_ENTRIES SHOWN_:

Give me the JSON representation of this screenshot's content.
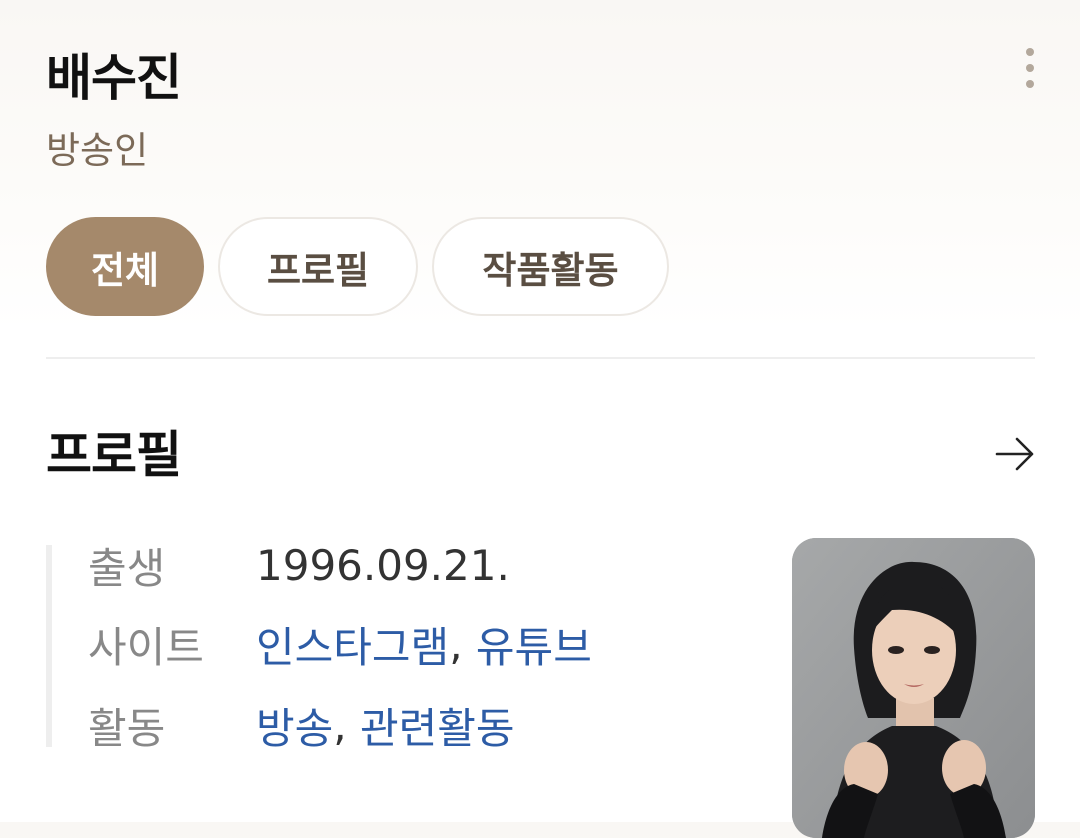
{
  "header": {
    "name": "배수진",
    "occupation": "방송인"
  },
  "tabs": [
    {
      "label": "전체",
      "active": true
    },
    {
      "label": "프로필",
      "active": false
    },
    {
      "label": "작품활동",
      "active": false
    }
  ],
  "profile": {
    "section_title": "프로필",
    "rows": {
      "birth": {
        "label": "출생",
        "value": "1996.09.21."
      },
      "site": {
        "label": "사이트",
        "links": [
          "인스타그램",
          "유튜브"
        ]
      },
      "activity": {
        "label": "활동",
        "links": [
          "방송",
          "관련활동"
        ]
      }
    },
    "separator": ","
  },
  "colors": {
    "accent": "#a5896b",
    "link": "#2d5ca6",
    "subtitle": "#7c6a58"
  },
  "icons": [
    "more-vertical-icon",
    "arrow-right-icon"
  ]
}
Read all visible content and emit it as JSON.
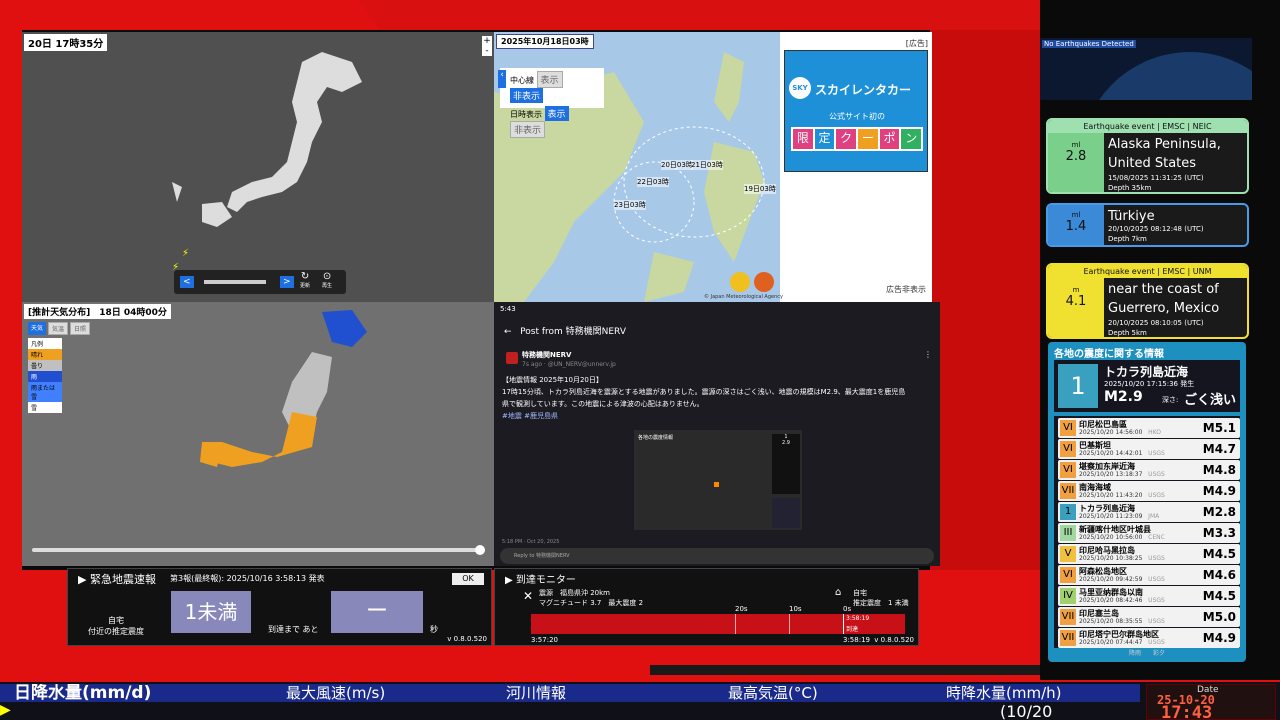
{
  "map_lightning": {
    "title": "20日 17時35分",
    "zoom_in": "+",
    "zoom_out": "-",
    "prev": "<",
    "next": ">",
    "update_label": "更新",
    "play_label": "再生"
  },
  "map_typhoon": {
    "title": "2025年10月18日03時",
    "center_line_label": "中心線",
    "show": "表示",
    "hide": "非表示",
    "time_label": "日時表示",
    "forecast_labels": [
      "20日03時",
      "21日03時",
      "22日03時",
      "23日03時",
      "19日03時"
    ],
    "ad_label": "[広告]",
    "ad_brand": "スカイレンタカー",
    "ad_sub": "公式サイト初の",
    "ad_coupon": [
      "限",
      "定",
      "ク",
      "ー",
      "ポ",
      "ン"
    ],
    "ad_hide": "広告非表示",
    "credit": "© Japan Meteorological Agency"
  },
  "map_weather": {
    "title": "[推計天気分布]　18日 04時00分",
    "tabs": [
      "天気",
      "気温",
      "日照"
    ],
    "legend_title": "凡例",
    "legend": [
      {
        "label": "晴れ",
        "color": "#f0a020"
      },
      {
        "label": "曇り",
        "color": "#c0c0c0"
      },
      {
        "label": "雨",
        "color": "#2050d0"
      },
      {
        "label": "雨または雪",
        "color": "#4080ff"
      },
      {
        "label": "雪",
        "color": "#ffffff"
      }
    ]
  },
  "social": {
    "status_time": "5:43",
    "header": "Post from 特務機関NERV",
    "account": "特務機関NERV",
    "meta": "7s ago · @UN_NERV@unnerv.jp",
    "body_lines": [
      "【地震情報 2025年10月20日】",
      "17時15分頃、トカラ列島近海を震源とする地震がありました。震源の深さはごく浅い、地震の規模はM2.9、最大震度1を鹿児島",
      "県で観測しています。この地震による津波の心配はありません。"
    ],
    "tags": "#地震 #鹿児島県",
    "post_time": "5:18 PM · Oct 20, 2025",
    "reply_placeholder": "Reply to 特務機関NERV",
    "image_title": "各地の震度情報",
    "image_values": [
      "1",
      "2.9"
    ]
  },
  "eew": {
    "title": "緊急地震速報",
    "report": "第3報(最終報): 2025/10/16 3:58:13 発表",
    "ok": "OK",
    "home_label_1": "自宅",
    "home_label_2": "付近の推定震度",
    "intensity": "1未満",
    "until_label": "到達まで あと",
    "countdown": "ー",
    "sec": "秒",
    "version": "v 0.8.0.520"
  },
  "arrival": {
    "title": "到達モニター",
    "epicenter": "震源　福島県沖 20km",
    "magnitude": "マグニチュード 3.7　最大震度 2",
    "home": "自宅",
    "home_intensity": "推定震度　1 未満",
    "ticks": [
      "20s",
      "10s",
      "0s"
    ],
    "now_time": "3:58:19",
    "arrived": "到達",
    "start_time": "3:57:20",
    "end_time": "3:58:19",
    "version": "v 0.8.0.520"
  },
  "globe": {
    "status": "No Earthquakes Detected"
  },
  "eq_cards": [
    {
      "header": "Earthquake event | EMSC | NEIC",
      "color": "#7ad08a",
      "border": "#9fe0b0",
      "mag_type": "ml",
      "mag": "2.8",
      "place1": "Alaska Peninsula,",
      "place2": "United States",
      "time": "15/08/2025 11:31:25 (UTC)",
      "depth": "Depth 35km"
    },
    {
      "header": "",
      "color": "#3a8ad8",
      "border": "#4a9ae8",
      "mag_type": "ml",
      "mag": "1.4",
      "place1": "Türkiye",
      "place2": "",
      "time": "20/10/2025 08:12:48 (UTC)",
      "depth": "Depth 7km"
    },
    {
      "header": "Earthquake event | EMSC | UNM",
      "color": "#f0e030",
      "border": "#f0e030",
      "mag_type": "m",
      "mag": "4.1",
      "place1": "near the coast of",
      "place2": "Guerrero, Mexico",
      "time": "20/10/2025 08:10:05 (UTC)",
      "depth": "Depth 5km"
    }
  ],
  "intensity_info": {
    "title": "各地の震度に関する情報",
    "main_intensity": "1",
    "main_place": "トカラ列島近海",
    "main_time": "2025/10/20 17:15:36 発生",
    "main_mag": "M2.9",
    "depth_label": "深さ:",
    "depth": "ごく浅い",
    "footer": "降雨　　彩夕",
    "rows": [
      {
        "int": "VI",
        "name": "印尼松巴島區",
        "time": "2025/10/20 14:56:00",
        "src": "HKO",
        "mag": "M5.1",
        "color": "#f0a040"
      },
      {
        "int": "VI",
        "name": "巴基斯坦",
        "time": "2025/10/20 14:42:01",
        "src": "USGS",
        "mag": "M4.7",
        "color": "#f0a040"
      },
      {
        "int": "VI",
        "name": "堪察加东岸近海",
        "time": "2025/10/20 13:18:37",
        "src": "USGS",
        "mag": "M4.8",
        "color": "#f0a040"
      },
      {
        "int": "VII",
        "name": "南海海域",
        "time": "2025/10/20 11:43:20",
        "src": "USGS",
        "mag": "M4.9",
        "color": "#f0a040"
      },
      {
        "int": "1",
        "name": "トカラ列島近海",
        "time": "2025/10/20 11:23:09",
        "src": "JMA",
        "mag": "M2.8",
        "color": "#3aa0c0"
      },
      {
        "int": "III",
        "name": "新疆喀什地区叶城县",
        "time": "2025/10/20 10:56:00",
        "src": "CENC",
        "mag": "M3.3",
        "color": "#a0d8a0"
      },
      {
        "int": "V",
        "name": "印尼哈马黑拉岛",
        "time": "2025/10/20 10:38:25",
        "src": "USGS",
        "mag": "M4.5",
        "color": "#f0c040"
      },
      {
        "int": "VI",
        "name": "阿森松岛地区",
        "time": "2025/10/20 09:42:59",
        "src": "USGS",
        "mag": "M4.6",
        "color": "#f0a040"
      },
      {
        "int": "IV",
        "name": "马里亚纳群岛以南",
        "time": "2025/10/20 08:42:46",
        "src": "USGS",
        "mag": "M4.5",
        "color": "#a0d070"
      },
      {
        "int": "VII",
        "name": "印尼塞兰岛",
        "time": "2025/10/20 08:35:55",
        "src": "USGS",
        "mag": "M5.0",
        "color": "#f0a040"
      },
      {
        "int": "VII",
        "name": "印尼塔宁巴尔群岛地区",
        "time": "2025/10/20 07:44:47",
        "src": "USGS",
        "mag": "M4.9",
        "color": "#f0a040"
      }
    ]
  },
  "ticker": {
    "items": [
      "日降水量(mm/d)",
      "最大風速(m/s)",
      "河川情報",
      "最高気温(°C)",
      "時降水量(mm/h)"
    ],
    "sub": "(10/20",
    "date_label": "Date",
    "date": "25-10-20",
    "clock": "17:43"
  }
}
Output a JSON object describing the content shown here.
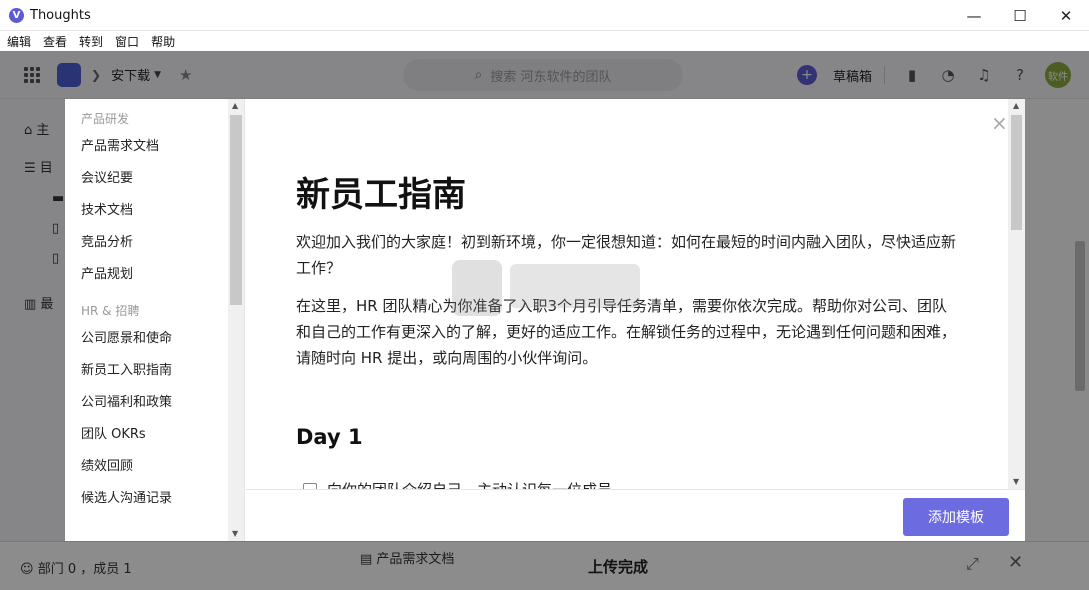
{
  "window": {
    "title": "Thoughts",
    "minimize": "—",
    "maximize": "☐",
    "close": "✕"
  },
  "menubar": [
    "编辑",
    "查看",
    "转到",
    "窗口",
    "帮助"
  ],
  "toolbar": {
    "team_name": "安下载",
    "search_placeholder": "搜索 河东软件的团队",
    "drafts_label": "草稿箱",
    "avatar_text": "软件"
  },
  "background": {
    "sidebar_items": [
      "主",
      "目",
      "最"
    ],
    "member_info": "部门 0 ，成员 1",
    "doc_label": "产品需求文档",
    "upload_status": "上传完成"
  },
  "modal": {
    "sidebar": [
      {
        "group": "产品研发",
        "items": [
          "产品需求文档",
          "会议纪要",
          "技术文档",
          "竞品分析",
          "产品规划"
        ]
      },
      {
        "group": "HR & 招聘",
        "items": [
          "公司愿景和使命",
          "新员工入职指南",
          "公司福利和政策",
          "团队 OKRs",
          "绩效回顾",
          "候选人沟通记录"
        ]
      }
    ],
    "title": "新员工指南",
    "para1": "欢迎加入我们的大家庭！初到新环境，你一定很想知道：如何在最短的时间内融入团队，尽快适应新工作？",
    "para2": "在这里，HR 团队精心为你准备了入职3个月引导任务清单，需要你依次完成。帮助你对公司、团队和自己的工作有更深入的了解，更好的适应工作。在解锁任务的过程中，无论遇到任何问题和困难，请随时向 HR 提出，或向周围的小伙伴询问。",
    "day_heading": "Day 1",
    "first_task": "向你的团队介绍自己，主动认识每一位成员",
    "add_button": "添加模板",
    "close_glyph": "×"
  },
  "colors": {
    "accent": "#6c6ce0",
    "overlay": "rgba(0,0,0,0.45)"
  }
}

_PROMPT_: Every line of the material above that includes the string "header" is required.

_RESULT OF THE TASK_:
  "header": {
    "header": "Post from 特務機関NERV",
      "header": "Earthquake event | EMSC | NEIC",
      "header": "",
      "header": "Earthquake event | EMSC | UNM",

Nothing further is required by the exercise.